__Data to use__
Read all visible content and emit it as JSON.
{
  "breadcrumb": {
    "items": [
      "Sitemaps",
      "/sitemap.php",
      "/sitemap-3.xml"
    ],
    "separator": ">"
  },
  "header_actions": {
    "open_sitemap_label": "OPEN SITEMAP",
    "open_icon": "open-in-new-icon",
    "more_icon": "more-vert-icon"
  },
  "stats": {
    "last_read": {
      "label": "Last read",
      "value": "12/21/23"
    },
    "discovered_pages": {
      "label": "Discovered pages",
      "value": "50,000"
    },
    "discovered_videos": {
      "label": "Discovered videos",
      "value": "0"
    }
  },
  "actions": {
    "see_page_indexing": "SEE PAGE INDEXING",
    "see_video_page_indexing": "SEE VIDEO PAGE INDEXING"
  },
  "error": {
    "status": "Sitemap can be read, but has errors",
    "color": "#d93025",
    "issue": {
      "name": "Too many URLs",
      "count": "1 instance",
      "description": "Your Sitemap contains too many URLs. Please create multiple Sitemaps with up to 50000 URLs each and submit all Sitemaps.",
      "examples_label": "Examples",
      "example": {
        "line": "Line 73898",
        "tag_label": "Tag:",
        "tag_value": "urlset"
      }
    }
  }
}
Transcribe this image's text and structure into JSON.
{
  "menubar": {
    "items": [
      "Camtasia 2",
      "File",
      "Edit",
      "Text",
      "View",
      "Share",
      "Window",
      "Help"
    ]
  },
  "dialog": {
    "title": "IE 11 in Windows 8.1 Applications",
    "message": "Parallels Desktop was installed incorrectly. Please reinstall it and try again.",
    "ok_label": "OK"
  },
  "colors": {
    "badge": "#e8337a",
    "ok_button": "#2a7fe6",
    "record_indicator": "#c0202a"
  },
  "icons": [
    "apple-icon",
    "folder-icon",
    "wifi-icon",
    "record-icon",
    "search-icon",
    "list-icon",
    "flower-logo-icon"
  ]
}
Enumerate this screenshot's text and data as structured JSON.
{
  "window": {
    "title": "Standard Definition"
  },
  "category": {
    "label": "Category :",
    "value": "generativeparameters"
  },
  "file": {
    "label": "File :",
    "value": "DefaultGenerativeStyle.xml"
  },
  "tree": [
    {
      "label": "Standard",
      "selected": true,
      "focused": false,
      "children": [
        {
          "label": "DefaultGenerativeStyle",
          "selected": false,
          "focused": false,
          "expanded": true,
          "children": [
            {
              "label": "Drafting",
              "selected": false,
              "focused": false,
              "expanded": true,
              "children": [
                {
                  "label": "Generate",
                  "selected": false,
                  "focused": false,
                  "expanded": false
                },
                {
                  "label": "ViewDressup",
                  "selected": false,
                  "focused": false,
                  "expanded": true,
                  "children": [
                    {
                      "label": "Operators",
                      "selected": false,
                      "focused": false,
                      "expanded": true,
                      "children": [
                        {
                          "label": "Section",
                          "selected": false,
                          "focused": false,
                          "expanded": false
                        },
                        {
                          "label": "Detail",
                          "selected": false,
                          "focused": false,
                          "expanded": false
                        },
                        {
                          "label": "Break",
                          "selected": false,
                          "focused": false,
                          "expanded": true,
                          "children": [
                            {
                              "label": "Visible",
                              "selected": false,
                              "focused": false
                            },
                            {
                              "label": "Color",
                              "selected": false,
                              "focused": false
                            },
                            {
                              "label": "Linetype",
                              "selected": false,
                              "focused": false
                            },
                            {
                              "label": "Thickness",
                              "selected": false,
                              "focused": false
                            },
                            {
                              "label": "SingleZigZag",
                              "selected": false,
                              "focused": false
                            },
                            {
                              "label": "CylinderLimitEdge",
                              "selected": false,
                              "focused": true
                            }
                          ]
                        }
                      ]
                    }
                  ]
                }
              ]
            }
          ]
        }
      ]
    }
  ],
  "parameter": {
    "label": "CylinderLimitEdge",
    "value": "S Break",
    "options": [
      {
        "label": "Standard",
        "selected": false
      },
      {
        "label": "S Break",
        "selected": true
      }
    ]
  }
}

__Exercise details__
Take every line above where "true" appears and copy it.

__Result for this exercise__
      "selected": true,
          "expanded": true,
              "expanded": true,
                  "expanded": true,
                      "expanded": true,
                          "expanded": true,
                              "focused": true
        "selected": true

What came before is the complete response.